Mubarak opposes unilateral Israeli steps, and Secretary of State Condoleezza Rice said the Bush administration prefers negotiations. She told CNN on Sunday that the “final status is really something that has to be mutually acceptable” to Israel and the Palestinians.
Olmert repeated his offer to meet Abbas to discuss resumption of peace negotiations, but he did not give a date for what would be the first Israel-Palestinian summit since February 2005.
“I really hope that our Palestinian partners will take advantage of this opportunity and will implement all their commitments so that it will be possible to proceed according to the ’road map,”’ Olmert said, referring to the U.S.-backed peace plan.
Mubarak and Olmert said they agreed negotiations must be pursued.
Palestinians, meanwhile, were focused on their internal disputes.
Haniyeh rejected Abbas’ deadline for the referendum, calling the proposal illegal. That set up a head-on political confrontation between Hamas and Fatah.
“The local basic law and the advice which we got from experts in international law say that referendums are not permitted on the Palestinian land,” Haniyeh said.
A poll released last week showed that nearly 90 percent of Palestinians favor the prisoners’ agreement. Al-Ahmad said Abbas would consider calling elections for president and parliament if Hamas did not abide by the results of a referendum.
Hamas, formed in 1987 at the beginning of a Palestinian uprising against Israeli occupation, holds that the Middle East must be entirely Islamic. Jews can live in the region only under Islamic rule, not in an independent state.

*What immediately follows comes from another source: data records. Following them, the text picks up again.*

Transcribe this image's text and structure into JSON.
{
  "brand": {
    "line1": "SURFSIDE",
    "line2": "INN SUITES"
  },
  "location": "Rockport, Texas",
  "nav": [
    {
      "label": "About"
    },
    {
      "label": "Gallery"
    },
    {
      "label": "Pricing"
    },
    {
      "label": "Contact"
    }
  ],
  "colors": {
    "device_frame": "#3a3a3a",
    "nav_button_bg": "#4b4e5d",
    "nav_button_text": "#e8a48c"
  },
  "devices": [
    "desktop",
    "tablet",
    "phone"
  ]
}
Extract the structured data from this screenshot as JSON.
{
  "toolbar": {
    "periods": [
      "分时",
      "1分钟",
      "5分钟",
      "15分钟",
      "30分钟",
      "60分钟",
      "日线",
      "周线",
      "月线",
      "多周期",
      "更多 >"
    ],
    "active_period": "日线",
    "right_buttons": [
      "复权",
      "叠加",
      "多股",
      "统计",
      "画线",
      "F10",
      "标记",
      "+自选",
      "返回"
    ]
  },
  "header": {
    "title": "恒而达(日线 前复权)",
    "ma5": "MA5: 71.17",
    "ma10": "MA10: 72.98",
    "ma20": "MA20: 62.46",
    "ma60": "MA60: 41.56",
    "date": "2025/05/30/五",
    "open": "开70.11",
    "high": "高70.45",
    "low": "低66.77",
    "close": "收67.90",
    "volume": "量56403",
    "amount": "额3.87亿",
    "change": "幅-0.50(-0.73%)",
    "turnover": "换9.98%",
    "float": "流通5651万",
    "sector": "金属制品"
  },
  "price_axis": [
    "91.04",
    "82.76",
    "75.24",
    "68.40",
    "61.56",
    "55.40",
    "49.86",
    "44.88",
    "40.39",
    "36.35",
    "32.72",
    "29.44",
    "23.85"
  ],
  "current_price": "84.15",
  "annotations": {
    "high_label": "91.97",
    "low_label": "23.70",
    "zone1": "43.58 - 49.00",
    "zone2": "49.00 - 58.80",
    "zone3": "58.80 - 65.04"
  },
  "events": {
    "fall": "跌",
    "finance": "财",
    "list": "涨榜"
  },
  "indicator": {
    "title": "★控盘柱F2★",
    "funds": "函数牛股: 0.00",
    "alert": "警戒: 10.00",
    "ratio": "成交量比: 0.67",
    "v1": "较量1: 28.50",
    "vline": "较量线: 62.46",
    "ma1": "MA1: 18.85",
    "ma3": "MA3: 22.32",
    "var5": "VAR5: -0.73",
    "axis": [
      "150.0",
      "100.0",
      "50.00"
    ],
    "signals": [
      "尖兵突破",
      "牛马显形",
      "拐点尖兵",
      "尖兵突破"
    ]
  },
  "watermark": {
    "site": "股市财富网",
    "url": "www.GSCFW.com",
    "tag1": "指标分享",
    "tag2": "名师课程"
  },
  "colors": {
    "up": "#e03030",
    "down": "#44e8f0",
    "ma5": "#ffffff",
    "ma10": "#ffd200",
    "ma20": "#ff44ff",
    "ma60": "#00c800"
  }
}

Hamas has killed hundreds of Israelis in attacks since the violence resumed in 2000.